La Comedia Dinner Theatre, located in Springboro, Ohio (between Cincinnati and Dayton), is famous for mixing great food and good theater. Their latest production is a well-performed stage version of the film classic The Wizard of Oz.
The Wizard of Oz follows the young Dorothy and her dog Toto on a journey to the land of Oz, where she is befriended by the likes of the Scarecrow, the Timman, and the Cowardly Lion. She must avoid the Wicked Witch of the West in order to meet the great Wizard and return home to Kansas.
The well-known and melodic score by Harold Arlen and E.Y. Harburg contains such gems as "The Yellow Brick Road", "We're Off To See the Wizard", "Ding Dong! The Witch is Dead", and of course, "Over The Rainbow". L. Frank Baum's story is endearing as always and is a rich mixture of fantasy and homespun values.
La Comedia has assembled one of its strongest casts ever for this show. Kristin Mingoia is a wonderful Dorothy. She singing voice is very reminiscent of Judy Garland in interpretation and quality. Though her voice drops the very highest notes in the vocally challenging "Over The Rainbow", Ms. Mingoia sings beautifully and is a fine actress as well. As her three friends, Paul Caspary (Scarecrow), Jose Solivan (Tinman), and M.J.J. Cashman (Lion) each display strong vocal and dancing skills and are perfect fits for their roles. Mary-Ann Trippet (Wicked Witch), Stevy Rhodehamel (Glinda), and Bobb James (Wizard) are likewise effective and appropriate as other supporting characters. Most of the inhabitants of Munchkinland are played by two alternating sets of eighteen children each. These young actors appear to be well rehearsed, perform with lots of energy and are a joy to watch. It is difficult to imagine an audience member viewing their performance and not smiling from ear to ear.

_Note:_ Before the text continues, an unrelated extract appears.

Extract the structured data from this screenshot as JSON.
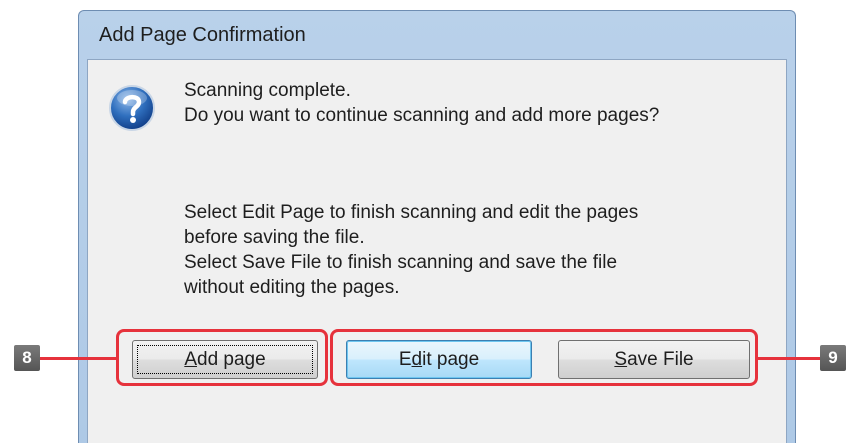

Director Leslie J.B. Hood has made smart choices that emphasize both the comedic and tenderhearted moments of the musical effectively. The choreography by Danita Wallace Scoggins is visually fun and enhances the production quite a bit. Her work is highlighted in "The Jitterbug", a great song that was cut from the film version. Musical Director Kerry Beth Bryant has prepared her cast well in the singing department. La Comedia continues its use of a synthesized (and pre-recorded) musical accompaniment, so the score is less thrilling than it would be with an orchestra (either live or pre-recorded).
The set design for The Wizard of Oz is always a challenge. This large task is handled well by Matthew J. Evans. He sticks with the use of whites, browns, and blacks for the Kansas scenes and then switches to bright colors for the Oz settings. There are many large set pieces and all are attractive and suitable for the show. Unfortunately, because of the large number of sets and the need to switch between them, there are a few instances where the scene change takes several minutes. This situation may be unavoidable, but it does detract and interrupt the flow of the musical. The special effects for the tornado are underwhelming as well, but a better alternative is not obvious. A.T. Jones has provided colorful, handsome, and professional looking costumes.
The Wizard of Oz is very satisfying in this live stage version and La Comedia has assembled a fine cast and effective production team for the musical. The show continues through September 2, 2001 and tickets can be ordered online at www.lacomedia.com or by phone at 1-800-677-9505.
-- Scott Cain